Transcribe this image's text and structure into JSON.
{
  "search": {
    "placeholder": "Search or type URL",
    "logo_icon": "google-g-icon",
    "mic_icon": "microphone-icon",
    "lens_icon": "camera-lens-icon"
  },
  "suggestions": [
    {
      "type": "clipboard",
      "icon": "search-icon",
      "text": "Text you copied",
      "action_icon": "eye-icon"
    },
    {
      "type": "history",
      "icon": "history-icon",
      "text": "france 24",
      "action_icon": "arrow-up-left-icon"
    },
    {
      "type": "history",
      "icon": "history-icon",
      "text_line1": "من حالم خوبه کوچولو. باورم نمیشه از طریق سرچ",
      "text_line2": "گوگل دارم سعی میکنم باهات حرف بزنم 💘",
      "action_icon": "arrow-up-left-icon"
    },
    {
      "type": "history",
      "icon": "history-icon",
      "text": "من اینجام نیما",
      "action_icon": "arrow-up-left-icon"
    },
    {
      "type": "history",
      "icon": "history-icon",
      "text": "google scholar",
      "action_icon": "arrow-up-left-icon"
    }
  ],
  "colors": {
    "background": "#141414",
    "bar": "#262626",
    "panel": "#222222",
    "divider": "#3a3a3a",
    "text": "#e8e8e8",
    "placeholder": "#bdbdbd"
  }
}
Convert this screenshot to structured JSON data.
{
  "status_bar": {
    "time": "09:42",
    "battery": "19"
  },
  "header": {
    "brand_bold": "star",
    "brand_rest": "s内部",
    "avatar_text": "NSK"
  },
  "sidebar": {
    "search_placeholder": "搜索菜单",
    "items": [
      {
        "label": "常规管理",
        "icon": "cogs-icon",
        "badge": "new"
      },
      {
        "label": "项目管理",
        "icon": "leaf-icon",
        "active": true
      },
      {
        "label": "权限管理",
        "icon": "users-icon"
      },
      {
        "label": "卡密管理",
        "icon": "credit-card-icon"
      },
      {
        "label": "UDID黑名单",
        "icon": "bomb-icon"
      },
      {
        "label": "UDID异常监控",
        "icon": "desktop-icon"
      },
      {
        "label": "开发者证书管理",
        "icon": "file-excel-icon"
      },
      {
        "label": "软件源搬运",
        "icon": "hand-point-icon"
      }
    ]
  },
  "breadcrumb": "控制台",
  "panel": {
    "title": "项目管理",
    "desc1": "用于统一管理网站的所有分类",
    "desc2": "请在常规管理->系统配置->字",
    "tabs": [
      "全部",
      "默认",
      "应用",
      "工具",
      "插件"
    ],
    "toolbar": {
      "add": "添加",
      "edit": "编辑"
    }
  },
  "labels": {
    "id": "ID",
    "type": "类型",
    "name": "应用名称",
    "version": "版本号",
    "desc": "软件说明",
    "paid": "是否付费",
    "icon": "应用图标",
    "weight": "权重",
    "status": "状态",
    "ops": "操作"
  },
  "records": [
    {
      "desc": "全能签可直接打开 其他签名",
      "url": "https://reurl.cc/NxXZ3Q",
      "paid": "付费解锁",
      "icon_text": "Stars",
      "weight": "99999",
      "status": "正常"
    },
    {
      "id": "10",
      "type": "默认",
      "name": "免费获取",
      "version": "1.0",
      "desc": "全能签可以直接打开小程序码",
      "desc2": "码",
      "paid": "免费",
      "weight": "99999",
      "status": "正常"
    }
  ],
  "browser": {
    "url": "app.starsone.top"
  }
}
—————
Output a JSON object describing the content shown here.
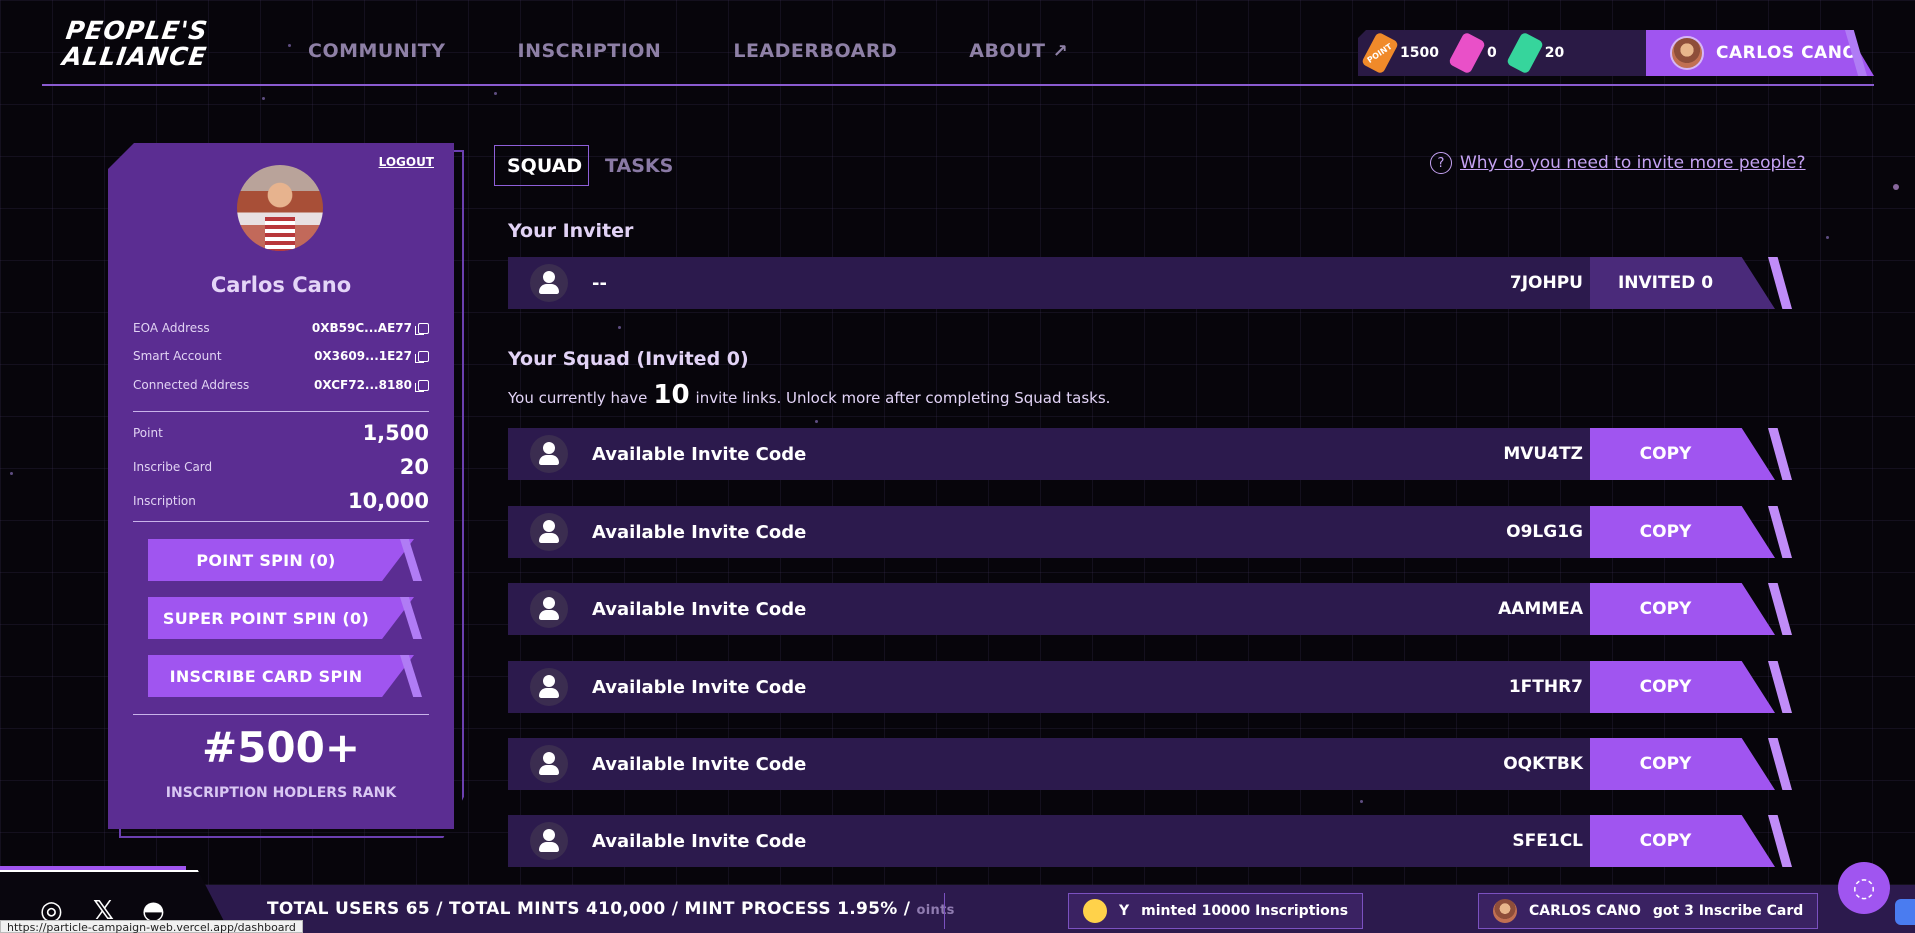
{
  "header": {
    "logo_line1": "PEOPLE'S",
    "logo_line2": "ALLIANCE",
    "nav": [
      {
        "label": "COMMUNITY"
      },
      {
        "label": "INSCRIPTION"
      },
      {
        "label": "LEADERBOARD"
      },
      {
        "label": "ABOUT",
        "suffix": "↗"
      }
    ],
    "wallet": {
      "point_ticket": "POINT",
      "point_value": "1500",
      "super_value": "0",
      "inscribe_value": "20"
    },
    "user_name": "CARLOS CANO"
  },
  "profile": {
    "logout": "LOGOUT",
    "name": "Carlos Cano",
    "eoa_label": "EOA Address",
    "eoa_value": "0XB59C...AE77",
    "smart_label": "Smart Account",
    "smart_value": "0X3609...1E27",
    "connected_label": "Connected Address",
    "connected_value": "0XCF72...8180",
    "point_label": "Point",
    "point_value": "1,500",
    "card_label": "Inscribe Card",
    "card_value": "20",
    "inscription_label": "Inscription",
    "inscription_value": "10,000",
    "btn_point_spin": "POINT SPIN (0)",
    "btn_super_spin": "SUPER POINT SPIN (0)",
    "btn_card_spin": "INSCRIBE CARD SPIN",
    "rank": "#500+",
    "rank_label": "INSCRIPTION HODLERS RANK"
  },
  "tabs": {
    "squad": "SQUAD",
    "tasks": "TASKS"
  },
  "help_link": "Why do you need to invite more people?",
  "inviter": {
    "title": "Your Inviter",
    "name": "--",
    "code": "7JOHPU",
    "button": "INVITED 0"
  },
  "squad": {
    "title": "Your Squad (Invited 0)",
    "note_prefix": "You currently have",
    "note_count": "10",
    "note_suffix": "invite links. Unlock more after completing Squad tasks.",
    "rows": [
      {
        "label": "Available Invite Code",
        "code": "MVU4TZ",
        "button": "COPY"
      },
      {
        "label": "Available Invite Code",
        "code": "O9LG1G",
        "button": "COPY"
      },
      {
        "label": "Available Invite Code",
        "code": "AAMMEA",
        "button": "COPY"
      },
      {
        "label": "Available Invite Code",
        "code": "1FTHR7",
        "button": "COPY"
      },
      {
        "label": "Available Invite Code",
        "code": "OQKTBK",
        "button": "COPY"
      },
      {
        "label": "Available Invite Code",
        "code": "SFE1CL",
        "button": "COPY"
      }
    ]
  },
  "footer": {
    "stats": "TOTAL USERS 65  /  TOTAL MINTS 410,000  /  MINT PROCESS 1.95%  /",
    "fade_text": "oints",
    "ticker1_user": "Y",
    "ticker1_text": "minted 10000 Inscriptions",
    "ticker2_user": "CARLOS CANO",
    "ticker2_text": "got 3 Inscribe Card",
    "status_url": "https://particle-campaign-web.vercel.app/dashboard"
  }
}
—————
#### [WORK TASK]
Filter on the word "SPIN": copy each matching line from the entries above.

#### [EXERCISE OUTPUT]
    "btn_point_spin": "POINT SPIN (0)",
    "btn_super_spin": "SUPER POINT SPIN (0)",
    "btn_card_spin": "INSCRIBE CARD SPIN",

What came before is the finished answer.